_WHAT THE TASK ASKS_
Your copy should hold only the lines from the one with "Output a JSON" to the one with "Enumerate this screenshot's", both included, each exactly as it stands below, with no pictures.

** Opening SOURCE MATERIAL block **

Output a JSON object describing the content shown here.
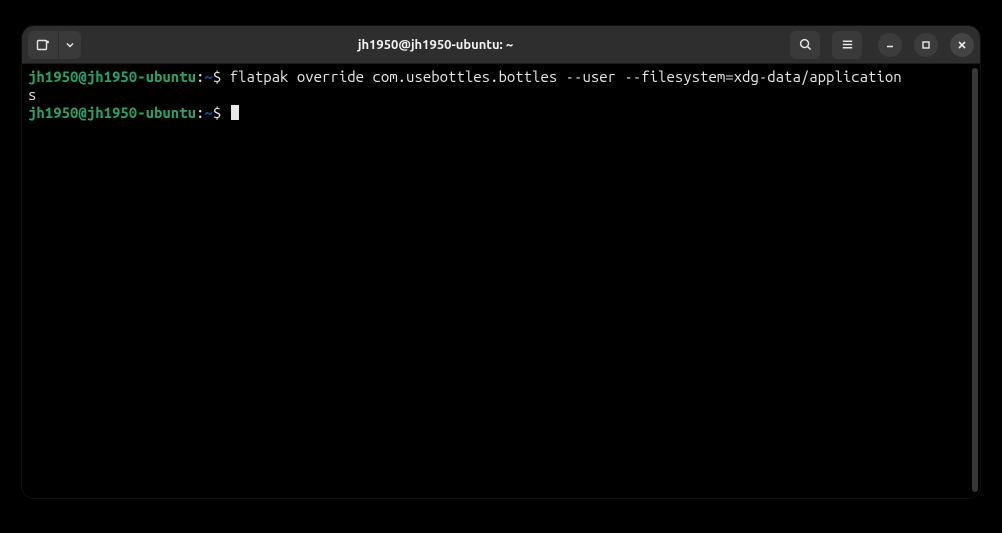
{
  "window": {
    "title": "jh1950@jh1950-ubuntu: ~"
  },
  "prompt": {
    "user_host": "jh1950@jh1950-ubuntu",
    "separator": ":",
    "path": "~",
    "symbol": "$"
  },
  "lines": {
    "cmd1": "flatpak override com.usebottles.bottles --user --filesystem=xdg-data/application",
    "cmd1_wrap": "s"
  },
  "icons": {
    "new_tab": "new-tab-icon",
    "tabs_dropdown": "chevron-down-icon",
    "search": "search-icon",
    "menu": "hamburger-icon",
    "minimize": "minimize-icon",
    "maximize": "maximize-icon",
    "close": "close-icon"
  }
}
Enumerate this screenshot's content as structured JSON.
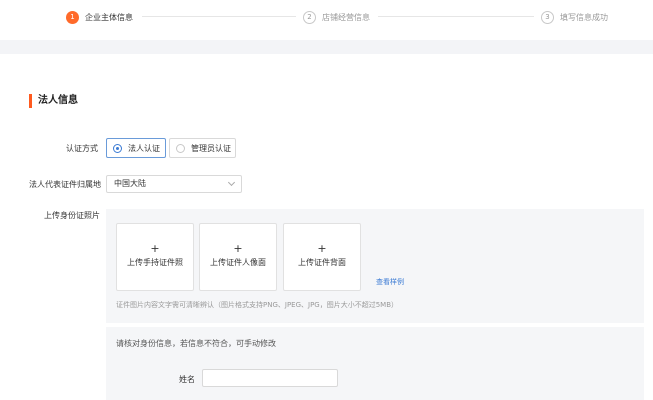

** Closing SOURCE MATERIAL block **
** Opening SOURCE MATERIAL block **

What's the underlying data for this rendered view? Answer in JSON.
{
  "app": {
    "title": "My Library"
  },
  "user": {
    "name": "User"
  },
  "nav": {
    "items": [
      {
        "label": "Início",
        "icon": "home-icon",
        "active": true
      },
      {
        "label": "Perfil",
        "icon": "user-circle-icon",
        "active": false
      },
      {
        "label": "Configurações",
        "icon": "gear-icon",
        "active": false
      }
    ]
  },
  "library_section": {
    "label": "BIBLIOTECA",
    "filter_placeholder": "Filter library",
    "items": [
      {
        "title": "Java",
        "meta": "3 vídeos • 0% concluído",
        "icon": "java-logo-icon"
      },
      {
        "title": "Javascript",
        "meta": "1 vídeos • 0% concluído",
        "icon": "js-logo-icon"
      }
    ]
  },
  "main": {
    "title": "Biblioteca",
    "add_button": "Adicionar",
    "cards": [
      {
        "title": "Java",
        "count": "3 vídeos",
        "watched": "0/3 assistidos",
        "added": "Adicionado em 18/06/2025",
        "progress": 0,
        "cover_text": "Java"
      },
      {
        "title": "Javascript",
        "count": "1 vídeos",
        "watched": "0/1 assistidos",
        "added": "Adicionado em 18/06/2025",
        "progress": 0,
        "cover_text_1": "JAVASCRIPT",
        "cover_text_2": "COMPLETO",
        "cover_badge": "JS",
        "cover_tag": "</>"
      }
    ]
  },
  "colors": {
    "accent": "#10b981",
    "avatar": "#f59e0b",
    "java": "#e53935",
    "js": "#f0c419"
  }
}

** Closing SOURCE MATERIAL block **

_WRITTEN REPLY_
Output a JSON object describing the content shown here.
{
  "window": {
    "title": "jh1950@jh1950-ubuntu: ~"
  },
  "prompt": {
    "user_host": "jh1950@jh1950-ubuntu",
    "separator": ":",
    "path": "~",
    "symbol": "$"
  },
  "lines": {
    "cmd1": "flatpak override com.usebottles.bottles --user --filesystem=xdg-data/application",
    "cmd1_wrap": "s"
  },
  "icons": {
    "new_tab": "new-tab-icon",
    "tabs_dropdown": "chevron-down-icon",
    "search": "search-icon",
    "menu": "hamburger-icon",
    "minimize": "minimize-icon",
    "maximize": "maximize-icon",
    "close": "close-icon"
  }
}
Enumerate this screenshot's content as structured JSON.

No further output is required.